▶ [Instructions to follow]: What is the count of lines in the data that hold the string "content"? State the number alone.

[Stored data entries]
..........

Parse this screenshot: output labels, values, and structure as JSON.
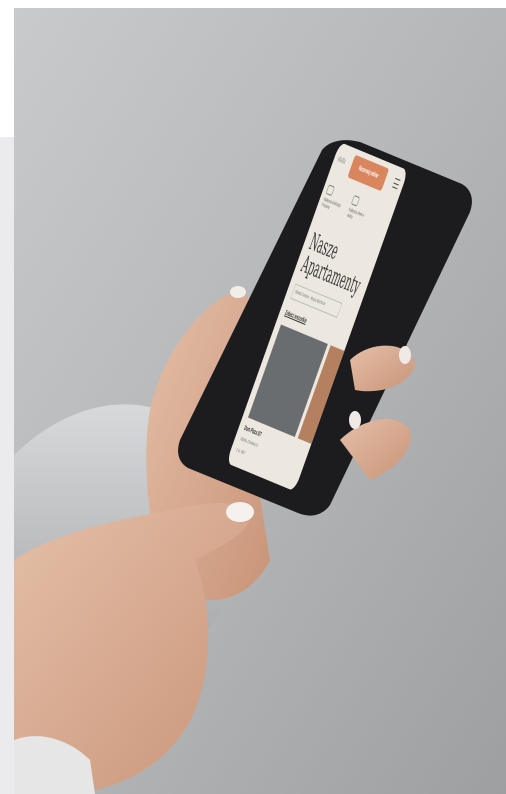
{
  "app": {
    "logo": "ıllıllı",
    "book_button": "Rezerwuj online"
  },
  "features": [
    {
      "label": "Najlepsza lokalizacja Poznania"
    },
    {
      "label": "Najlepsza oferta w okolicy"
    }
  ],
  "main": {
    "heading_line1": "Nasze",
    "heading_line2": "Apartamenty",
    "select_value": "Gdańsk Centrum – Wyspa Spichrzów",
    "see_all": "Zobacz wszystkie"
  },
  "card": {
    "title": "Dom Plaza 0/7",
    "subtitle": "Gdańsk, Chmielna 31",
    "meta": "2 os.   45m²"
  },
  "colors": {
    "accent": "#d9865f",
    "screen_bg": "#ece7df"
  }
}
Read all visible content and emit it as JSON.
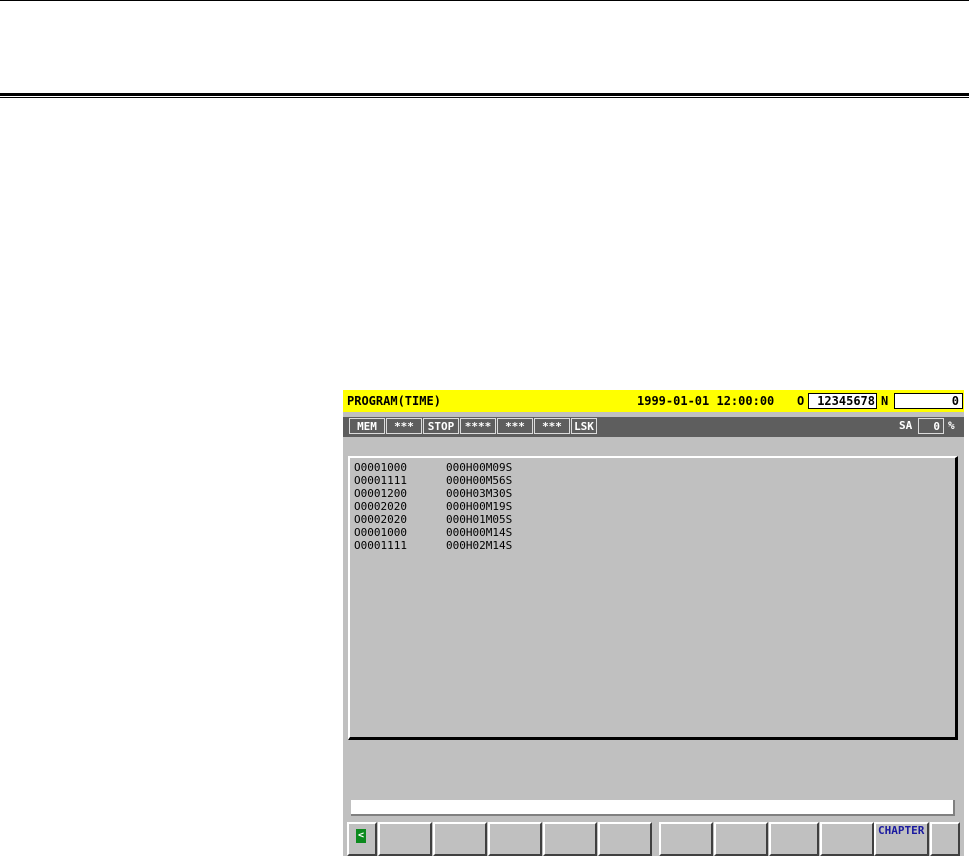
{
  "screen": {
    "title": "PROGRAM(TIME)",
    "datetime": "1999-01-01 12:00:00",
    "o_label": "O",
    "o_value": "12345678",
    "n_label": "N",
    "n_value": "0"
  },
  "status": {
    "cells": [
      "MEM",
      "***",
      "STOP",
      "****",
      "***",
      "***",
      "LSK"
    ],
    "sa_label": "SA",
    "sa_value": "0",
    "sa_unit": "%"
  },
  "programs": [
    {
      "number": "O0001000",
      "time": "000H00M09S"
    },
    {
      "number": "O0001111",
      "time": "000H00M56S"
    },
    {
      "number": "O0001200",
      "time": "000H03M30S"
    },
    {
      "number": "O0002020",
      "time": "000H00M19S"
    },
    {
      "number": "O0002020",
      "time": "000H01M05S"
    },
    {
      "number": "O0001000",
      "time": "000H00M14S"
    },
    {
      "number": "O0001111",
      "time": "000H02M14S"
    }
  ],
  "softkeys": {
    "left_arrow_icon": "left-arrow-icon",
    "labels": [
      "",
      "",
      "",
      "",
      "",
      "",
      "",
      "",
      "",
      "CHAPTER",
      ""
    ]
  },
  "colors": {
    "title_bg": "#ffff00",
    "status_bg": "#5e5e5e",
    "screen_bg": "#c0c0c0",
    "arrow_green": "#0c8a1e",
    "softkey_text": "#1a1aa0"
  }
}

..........

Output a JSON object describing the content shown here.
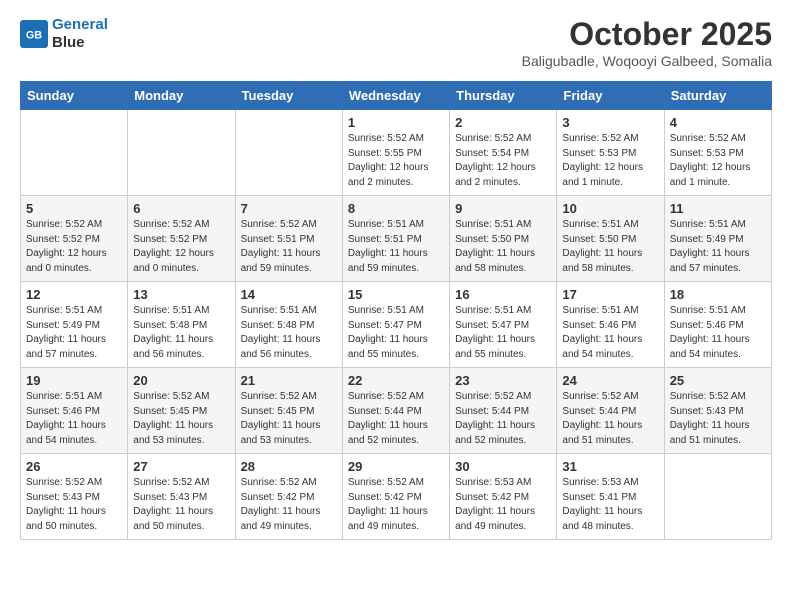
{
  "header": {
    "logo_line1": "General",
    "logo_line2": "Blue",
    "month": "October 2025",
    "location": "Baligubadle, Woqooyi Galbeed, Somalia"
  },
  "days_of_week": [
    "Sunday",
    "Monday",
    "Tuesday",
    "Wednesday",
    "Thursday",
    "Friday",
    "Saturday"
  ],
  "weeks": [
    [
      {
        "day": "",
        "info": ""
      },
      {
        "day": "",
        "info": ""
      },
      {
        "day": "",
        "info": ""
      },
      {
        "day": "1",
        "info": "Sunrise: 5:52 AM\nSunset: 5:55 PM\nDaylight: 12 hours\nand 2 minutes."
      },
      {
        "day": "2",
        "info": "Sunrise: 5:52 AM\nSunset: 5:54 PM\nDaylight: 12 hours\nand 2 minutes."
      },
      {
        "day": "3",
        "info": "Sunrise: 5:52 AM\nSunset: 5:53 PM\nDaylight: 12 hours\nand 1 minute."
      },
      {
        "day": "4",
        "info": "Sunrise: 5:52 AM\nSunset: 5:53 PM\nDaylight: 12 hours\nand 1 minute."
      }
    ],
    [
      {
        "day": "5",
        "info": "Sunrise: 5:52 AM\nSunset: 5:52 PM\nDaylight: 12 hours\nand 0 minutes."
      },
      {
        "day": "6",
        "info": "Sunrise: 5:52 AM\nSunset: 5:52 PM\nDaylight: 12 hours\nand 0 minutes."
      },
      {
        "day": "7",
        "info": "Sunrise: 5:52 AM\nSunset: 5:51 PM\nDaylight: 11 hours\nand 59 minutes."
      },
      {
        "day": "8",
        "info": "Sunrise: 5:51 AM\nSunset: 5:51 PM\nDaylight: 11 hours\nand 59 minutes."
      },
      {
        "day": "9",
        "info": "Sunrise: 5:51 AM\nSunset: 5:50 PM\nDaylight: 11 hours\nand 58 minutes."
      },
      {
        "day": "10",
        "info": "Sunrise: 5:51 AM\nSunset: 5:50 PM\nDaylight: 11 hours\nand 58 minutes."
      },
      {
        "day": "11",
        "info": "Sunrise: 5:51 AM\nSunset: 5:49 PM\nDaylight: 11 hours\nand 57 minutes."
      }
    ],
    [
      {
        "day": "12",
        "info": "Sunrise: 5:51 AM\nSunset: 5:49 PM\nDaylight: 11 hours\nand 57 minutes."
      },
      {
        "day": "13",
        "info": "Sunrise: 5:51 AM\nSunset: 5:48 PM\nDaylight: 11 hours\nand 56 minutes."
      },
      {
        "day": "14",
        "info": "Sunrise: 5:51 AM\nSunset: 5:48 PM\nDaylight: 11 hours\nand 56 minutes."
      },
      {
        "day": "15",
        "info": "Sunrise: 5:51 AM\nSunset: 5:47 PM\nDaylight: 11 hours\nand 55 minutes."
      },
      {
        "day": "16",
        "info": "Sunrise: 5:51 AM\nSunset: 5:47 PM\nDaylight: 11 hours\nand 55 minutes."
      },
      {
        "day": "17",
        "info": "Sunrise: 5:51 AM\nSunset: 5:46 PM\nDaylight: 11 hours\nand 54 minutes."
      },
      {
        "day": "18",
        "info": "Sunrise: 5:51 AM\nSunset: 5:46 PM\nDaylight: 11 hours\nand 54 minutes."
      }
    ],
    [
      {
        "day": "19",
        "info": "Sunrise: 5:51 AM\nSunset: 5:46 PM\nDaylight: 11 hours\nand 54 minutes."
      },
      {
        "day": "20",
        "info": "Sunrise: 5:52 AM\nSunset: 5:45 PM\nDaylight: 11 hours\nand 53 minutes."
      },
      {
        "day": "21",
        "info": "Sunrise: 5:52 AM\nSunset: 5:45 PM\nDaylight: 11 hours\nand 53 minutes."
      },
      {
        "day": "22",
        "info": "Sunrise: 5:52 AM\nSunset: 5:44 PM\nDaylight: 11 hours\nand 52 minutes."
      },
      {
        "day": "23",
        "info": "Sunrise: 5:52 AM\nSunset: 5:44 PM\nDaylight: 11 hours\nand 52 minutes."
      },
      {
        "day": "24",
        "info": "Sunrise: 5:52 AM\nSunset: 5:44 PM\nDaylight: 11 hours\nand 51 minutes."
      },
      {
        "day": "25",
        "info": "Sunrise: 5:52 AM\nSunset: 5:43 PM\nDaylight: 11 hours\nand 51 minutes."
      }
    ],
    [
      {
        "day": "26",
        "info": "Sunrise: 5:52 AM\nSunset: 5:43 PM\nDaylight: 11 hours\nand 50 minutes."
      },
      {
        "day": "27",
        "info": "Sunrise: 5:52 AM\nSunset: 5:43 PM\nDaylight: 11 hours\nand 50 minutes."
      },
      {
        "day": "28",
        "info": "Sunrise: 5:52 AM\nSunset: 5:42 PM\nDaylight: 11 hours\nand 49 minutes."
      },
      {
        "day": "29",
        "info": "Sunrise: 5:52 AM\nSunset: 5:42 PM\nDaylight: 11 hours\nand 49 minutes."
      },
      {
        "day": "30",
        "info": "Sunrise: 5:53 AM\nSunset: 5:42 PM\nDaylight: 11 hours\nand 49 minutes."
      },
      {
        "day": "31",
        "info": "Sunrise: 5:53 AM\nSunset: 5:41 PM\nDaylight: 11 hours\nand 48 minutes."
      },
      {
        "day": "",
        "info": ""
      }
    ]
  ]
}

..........

▶ [Reply to the task]: 2